2017 Environmental Wins
Throughout its 30 year history, EarthShare has supported the work of America’s most respected environmental and conservation organizations, while helping millions of people discover and understand their role in caring for our air, land, water, wildlife, and health. EarthShare’s 600 member organizations are working every day to protect wildlife, fight climate change, and build healthy communities in the US and around the world. In fact, you’ll find our members behind some of the most important environmental work of the past year.
With your help, we can keep up the fight for a healthy future. Make a tax-deductible year-end gift today to support the work we'll be doing in 2018!
Supporters like you made so many accomplishments possible in 2017, including:

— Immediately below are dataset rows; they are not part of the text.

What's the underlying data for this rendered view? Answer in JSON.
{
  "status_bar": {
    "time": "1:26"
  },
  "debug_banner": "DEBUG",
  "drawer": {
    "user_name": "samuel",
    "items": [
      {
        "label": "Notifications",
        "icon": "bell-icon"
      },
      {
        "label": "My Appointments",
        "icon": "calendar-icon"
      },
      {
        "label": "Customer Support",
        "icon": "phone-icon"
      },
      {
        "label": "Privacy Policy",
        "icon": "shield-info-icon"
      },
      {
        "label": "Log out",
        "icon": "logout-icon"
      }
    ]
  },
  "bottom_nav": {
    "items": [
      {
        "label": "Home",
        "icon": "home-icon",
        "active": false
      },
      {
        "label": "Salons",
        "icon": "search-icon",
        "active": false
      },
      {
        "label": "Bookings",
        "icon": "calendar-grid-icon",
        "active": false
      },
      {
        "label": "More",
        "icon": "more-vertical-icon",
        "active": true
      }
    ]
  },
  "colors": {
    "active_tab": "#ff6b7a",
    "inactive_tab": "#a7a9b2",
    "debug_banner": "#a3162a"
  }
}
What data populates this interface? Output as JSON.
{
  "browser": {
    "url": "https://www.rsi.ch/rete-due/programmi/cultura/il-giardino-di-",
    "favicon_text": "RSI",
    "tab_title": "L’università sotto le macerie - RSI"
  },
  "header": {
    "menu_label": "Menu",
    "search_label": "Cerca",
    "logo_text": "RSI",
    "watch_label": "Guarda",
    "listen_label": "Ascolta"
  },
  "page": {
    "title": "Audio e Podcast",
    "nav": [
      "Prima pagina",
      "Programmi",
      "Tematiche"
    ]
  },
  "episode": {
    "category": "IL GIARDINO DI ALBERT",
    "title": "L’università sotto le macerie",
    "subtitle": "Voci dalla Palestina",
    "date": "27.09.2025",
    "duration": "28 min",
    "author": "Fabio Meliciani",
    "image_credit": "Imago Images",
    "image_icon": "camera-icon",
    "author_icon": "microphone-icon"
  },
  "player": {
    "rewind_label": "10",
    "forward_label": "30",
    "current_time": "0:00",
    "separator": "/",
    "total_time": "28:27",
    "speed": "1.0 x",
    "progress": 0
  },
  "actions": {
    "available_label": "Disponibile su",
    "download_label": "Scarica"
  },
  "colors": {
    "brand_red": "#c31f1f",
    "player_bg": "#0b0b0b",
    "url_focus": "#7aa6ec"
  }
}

- EarthShare Members like Conservation International and The Nature Conservancy helped pause a decision to lift the ban on sport-hunted big game trophies, which could undermine important trade bans put in place to protect elephants from the deadly ivory trade. They are also working with transport companies to break the chain between suppliers and customers in the illegal wildlife trade.
- With help from Environmental Defense Fund, California doubled down on its commitment to slowing climate change by voting to extend the state’s cap-and-trade program. The cap guarantees emissions reductions and is a central component of California’s ambitious plan to cut emissions 40% below 1990 levels by 2030. simple. The legislation caps greenhouse gases emitted by the state’s largest polluters, and lowers that cap over time, creating a market for innovations to help companies cut emissions at lowest cost. “EDF listened to all sides and helped forge compromise,” said Assembly minority leader Chad Mayes (R-Yucca Valley).
- American Rivers advocated for the removal of the Milburnie Dam for over a decade, and is celebrating the removal of this dam on the Neuse River in Raleigh, NC. The dam had not produced power in years, was the site of multiple drownings, and posed a barrier to migratory fish. Removal of the dam is allowing fish to return to historic spawning grounds and restoring habitats to their original stream ecosystem.
- City Parks Alliance released City Parks: America’s New Infrastructure, the first video in a series documenting the multi-functional benefits of urban parks. With growing urban populations, local governments are taking a fresh look at parks as a wise investment to address our greatest urban challenges—from stormwater management to reducing public health costs to economic revitalization. The videos include interviews with local business leaders, real estate developers, elected officials, urban design and park professionals, academics, and others.
- Audubon's Plants for Birds native-plants program launched nationally. The project is a collaboration between Audubon national staff, nature centers, and chapters throughout the U.S. It includes a searchable database of plants, where to buy them, and local Audubon resources available to help aspiring native-plant gardeners achieve success. Within the first three weeks after launch, more than 30,000 people signed up for information about native plants.
- Oceana attached satellite tags to blue sharks off the northeast coast of the US to track their movements to see how close they get to fishing boats. Tens of millions of sharks are killed every year when they’re caught in fishing lines. The technique from this pilot program can be used to study the movements of other species that might be sensitive to bycatch, such as sea turtles. The data could indicate hotspots where fishing should be limited, or where modified gear is needed.
- Bat Conservation International awarded a scholarship to researcher Kristen Lear, who is researching the needs of Mexican long-nosed bats, which are essential to pollinating agave. Developing “bat-friendly” agave programs will help maintain the genetic diversity and sustainability of agaves, which will in turn prevent erosion, provide food and shelter for wildlife, and provide the local community with the makings of traditional medicines, tequila, food for cattle, fibers for clothing, and more.
- Housatonic Valley Association partnered on a survey to check stormwater pipes that discharge into the Housatonic River in Pittsfield, MA. Survey crews found harmful E. coli bacteria in many pipes and were able to log results and geo-tagged photos while in the field using a new smartphone app. The survey will be used to discuss how to further diagnose and remedy infrastructure problems that may be causing the release of bacteria into the Housatonic River.
- The Anacostia Watershed Society installed new docks, completed bike trails, restored 12 acres of wetlands, and cultivated 10 acres of riverside greenspace on the Anacostia River Trails.
- Ohio Wildlife Center served 12,500 callers through their Wildlife InfoLine, released 1,684 animals back to the wild, and treated 4,525 animals from 143 species. They also educated 16,286 Ohioans through day camps, education programs in the community, and visits to the Center.
- The Alliance for the Great Lakes helped assess progress on a commitment made by the governments of Ohio, Michigan, and Ontario to reduce phosphorus pollution in Lake Erie by 40% by 2025. They reviewed legislation, regulations, and policy in each jurisdiction and released their findings in an original report, Rescuing Lake Eerie: An Assessment of Progress.
Despite our progress, we’re now facing a turbulent time for the environment. Threats and challenges to environmental health – and therefore our own health and future – have never been more evident. But with your participation, we can build a thriving future for all inhabitants of our beautiful planet. Thank you!